● **ACTIVITY**:
The pictures stay out. Please retype every line below exactly.

● **EXCERPTED RECORDS**:
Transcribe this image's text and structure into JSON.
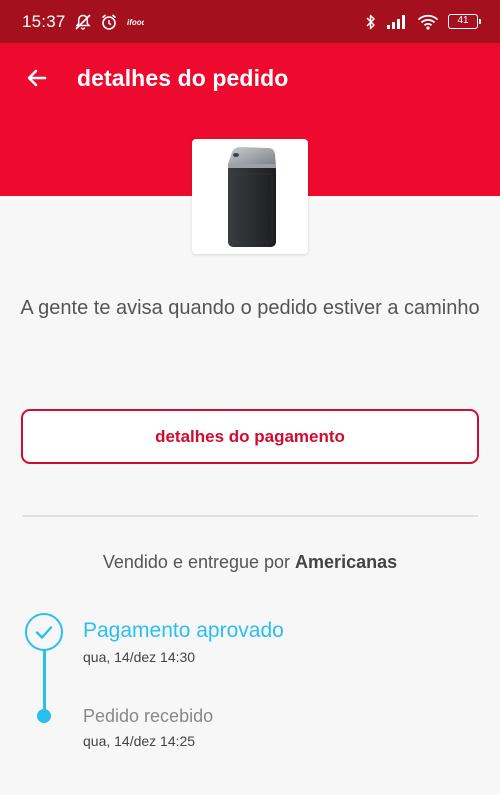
{
  "status_bar": {
    "time": "15:37",
    "battery": "41",
    "icons": [
      "muted-notifications-icon",
      "alarm-icon",
      "app-notification-icon",
      "bluetooth-icon",
      "signal-icon",
      "wifi-icon",
      "battery-icon"
    ]
  },
  "header": {
    "title": "detalhes do pedido",
    "back_icon": "back-arrow-icon"
  },
  "product": {
    "image": "bluetooth-speaker"
  },
  "notice": "A gente te avisa quando o pedido estiver a caminho",
  "payment_button": "detalhes do pagamento",
  "seller": {
    "prefix": "Vendido e entregue por",
    "name": "Americanas"
  },
  "timeline": [
    {
      "title": "Pagamento aprovado",
      "date": "qua, 14/dez 14:30",
      "status": "done"
    },
    {
      "title": "Pedido recebido",
      "date": "qua, 14/dez 14:25",
      "status": "done"
    }
  ],
  "colors": {
    "status_bar": "#a4101e",
    "header": "#ee0a2f",
    "accent": "#d10c2f",
    "timeline": "#29c0f0"
  }
}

● **EXERCISE OUTPUT**:
Transcribe this image's text and structure into JSON.
{
  "status_bar": {
    "time": "15:37",
    "battery": "41",
    "icons": [
      "muted-notifications-icon",
      "alarm-icon",
      "app-notification-icon",
      "bluetooth-icon",
      "signal-icon",
      "wifi-icon",
      "battery-icon"
    ]
  },
  "header": {
    "title": "detalhes do pedido",
    "back_icon": "back-arrow-icon"
  },
  "product": {
    "image": "bluetooth-speaker"
  },
  "notice": "A gente te avisa quando o pedido estiver a caminho",
  "payment_button": "detalhes do pagamento",
  "seller": {
    "prefix": "Vendido e entregue por",
    "name": "Americanas"
  },
  "timeline": [
    {
      "title": "Pagamento aprovado",
      "date": "qua, 14/dez 14:30",
      "status": "done"
    },
    {
      "title": "Pedido recebido",
      "date": "qua, 14/dez 14:25",
      "status": "done"
    }
  ],
  "colors": {
    "status_bar": "#a4101e",
    "header": "#ee0a2f",
    "accent": "#d10c2f",
    "timeline": "#29c0f0"
  }
}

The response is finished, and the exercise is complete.